The best way to do this is to use bitumen sheets as vibration-absorbers and acoustic foam to kill the soundwaves themselves.
Stick bitumen at the bottom of the case, and lay acoustic foam on top, filling the voids completely. If you don't have bitumen and acoustic foam, you can use any type of foam to achieve 90% of the same benefits. You can even cast silicon inside to fill the voids.
In addition, you can see if there’s any additional screws in your case that you can leave out. Specifically the screws that go into the switch plate. This might not reduce the reverb but instead create a more uniform sound.
Dealing with the table
Last link in the chain; the table. Quite frankly, there aren't many things you can do to the table itself. An echoey table will be an echoey table - there's no way around that.
However, you can place something in-between the table and the keyboard to reduce the amount of vibrations traveling from your fingers to the table.
A small towel works fine, but doesn't look very nice. A better option is a desk-wide mousepad that also reaches under your keyboard. These so-called deskmats also look clean and provide a ton of mouse space. Vibrations from the keyboard to the table are reduced significantly, and the looks of your setup are increased. Win-win!
Master of silence

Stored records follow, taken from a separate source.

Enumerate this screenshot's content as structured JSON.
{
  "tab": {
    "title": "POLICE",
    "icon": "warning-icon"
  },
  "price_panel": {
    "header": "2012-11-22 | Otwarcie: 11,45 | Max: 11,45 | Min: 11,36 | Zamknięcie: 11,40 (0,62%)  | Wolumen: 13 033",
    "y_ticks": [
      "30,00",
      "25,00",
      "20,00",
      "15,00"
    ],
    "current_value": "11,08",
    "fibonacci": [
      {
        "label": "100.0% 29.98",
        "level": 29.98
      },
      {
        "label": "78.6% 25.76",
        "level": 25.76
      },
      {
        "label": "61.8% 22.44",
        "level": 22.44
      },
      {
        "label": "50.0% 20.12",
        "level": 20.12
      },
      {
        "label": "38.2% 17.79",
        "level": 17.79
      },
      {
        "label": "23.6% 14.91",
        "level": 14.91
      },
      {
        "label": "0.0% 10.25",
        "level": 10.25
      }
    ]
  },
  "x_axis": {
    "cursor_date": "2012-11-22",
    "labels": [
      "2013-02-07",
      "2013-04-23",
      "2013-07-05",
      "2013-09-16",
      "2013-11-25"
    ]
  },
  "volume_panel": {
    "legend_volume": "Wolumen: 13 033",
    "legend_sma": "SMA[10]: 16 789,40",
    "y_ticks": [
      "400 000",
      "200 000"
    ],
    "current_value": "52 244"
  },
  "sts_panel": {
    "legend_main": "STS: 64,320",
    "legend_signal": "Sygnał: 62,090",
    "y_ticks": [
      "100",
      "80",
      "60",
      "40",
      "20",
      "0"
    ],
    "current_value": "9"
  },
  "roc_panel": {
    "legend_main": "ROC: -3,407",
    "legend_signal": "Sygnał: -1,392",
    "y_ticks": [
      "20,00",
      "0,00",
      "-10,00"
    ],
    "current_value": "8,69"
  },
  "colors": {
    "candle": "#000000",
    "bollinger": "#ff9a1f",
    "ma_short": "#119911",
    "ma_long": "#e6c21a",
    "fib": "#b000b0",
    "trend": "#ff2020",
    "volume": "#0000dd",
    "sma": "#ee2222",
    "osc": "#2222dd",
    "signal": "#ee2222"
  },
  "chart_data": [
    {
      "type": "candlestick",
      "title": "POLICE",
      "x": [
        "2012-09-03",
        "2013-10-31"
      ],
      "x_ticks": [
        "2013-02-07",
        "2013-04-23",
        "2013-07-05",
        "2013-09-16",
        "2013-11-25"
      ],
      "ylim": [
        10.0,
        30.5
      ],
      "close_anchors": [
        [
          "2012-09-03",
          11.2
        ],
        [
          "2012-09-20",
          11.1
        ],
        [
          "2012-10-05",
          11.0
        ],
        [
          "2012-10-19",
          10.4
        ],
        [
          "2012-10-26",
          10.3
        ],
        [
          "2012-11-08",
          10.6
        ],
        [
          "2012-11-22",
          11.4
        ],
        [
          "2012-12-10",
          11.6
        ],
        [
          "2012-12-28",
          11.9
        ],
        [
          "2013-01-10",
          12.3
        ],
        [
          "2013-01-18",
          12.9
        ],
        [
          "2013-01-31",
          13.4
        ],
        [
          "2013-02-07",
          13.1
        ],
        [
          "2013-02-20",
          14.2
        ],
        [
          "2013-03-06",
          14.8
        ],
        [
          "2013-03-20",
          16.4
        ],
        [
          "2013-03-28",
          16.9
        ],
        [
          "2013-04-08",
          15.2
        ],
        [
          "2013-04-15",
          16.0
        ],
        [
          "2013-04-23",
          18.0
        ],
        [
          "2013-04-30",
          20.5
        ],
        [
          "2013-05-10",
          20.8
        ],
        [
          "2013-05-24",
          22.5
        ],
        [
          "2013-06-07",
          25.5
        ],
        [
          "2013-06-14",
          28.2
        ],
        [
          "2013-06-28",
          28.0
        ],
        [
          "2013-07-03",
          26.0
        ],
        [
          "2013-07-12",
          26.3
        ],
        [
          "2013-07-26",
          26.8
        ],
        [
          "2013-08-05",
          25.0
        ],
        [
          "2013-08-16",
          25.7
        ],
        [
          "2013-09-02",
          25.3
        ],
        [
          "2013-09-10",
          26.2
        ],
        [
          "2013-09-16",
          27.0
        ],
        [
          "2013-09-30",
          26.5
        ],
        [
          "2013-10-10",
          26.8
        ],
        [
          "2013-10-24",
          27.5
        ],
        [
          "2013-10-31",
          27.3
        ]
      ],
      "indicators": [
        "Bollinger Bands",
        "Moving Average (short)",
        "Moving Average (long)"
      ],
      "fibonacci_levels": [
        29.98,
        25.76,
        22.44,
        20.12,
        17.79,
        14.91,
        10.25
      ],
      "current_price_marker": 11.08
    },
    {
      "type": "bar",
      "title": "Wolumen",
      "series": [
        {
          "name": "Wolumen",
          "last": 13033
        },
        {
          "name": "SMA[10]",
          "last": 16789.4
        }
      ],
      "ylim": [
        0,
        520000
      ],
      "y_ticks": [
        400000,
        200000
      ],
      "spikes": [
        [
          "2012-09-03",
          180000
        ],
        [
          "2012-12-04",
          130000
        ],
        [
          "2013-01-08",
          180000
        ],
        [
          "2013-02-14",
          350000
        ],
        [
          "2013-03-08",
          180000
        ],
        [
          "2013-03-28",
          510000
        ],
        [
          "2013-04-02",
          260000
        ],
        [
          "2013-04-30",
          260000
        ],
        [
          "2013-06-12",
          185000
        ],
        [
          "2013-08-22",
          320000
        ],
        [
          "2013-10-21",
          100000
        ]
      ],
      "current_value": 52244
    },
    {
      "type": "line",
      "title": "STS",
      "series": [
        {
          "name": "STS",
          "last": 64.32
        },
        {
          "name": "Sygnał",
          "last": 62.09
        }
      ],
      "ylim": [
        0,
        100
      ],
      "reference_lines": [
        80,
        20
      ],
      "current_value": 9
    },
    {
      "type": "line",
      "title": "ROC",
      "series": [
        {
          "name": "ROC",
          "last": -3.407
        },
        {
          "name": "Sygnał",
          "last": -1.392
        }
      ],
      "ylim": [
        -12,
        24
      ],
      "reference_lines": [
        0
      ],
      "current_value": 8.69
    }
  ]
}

Each keyboard design has its own unique sound signature, hate it or love it, but you can always dampen the sound. The quickest method is to place a tower underneath it and install o-rings. When you’re up to the challenge, you can open the case to fill up the echo chambers, start lubricating switches, and band-aid clip those stabilizer keys.